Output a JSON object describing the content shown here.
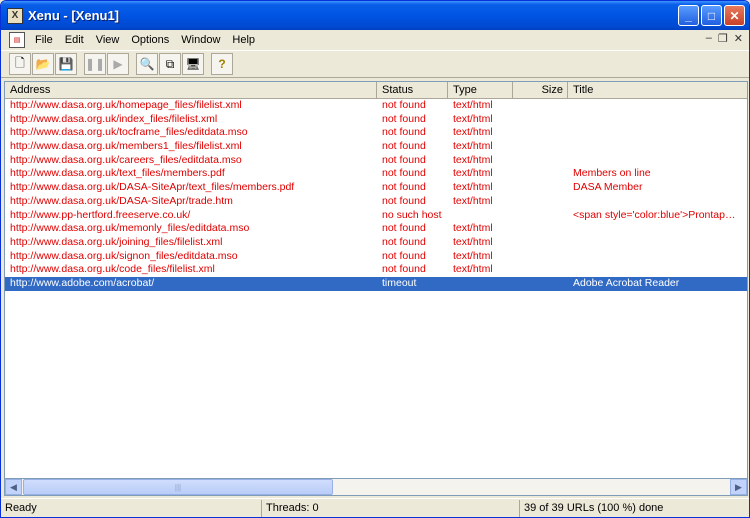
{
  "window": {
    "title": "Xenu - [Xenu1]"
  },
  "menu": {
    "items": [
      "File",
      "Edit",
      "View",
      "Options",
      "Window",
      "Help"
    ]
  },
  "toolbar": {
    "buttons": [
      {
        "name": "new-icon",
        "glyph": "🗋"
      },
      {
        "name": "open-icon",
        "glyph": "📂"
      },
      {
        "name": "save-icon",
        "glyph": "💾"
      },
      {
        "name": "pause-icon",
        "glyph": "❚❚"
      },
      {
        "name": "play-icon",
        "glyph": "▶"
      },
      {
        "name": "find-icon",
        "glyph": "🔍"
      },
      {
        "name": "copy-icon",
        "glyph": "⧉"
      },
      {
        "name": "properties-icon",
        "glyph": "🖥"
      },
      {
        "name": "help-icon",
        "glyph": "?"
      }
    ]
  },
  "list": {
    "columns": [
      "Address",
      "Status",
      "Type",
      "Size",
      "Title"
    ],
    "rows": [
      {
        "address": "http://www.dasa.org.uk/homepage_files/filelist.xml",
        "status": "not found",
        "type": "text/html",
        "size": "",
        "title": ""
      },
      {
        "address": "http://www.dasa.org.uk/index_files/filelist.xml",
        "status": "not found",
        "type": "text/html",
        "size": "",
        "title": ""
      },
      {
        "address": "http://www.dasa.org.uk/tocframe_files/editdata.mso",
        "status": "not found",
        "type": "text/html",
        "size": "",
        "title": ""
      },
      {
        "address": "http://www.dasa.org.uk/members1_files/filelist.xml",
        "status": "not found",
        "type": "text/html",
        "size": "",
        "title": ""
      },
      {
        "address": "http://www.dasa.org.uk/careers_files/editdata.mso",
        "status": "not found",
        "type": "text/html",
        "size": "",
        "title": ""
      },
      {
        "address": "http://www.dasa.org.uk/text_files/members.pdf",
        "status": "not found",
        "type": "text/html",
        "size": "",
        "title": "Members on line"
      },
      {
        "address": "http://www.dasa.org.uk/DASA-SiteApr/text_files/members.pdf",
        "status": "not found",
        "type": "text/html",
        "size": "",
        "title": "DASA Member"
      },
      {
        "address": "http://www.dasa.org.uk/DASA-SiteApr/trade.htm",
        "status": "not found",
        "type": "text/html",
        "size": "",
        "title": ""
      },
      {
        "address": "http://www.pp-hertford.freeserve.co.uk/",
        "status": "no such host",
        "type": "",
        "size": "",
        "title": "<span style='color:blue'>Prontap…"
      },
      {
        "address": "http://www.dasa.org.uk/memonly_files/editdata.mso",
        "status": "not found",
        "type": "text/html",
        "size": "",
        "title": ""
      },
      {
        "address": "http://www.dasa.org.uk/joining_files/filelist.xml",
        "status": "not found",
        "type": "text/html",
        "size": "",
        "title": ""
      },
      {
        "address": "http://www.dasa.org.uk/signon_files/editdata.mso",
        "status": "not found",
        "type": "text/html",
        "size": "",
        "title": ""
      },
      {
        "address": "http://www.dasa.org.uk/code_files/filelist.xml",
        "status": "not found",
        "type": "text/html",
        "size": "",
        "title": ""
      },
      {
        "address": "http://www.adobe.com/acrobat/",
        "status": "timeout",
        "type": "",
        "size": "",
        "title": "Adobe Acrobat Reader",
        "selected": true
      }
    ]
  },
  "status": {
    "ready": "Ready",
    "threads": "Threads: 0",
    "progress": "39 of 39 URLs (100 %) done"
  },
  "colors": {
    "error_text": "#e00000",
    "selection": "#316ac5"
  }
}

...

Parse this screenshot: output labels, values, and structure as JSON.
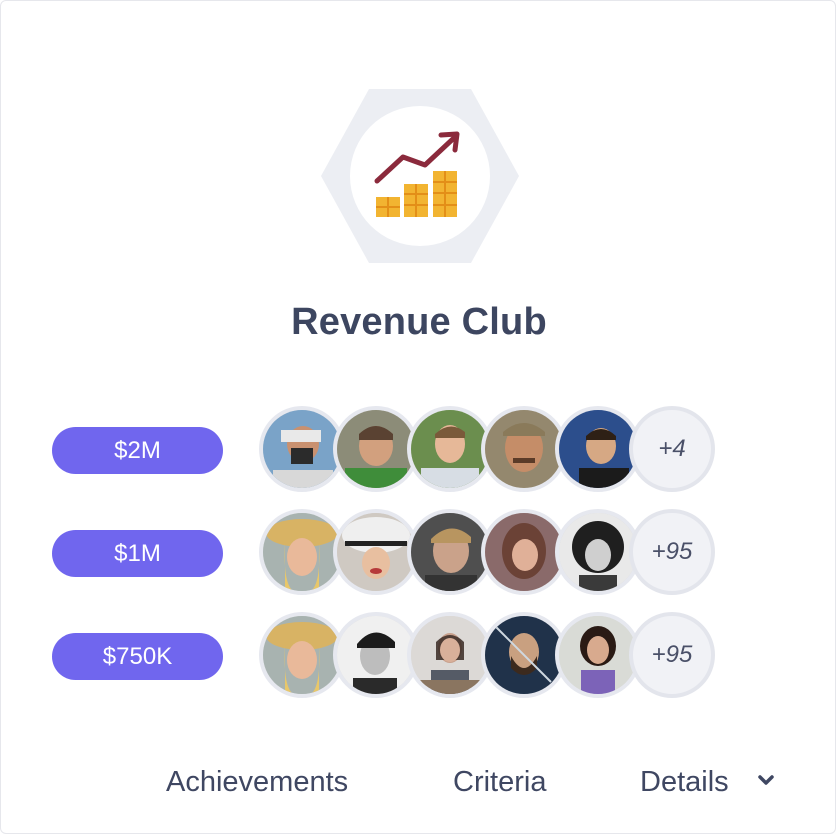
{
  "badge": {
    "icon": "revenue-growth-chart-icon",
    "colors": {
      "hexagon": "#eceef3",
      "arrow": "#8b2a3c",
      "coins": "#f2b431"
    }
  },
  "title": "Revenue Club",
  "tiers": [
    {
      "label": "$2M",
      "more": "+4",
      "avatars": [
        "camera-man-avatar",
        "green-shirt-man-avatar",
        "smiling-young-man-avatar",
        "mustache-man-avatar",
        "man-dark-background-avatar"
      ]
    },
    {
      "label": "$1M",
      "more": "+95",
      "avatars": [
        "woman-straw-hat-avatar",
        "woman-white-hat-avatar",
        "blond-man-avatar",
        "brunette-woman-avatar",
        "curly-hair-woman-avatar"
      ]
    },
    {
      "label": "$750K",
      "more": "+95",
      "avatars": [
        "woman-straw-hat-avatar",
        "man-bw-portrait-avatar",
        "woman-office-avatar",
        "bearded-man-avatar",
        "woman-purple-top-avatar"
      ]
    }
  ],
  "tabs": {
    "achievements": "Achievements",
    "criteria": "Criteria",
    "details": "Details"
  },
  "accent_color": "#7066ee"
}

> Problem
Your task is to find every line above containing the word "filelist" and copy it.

> Result of the task
        "address": "http://www.dasa.org.uk/homepage_files/filelist.xml",
        "address": "http://www.dasa.org.uk/index_files/filelist.xml",
        "address": "http://www.dasa.org.uk/members1_files/filelist.xml",
        "address": "http://www.dasa.org.uk/joining_files/filelist.xml",
        "address": "http://www.dasa.org.uk/code_files/filelist.xml",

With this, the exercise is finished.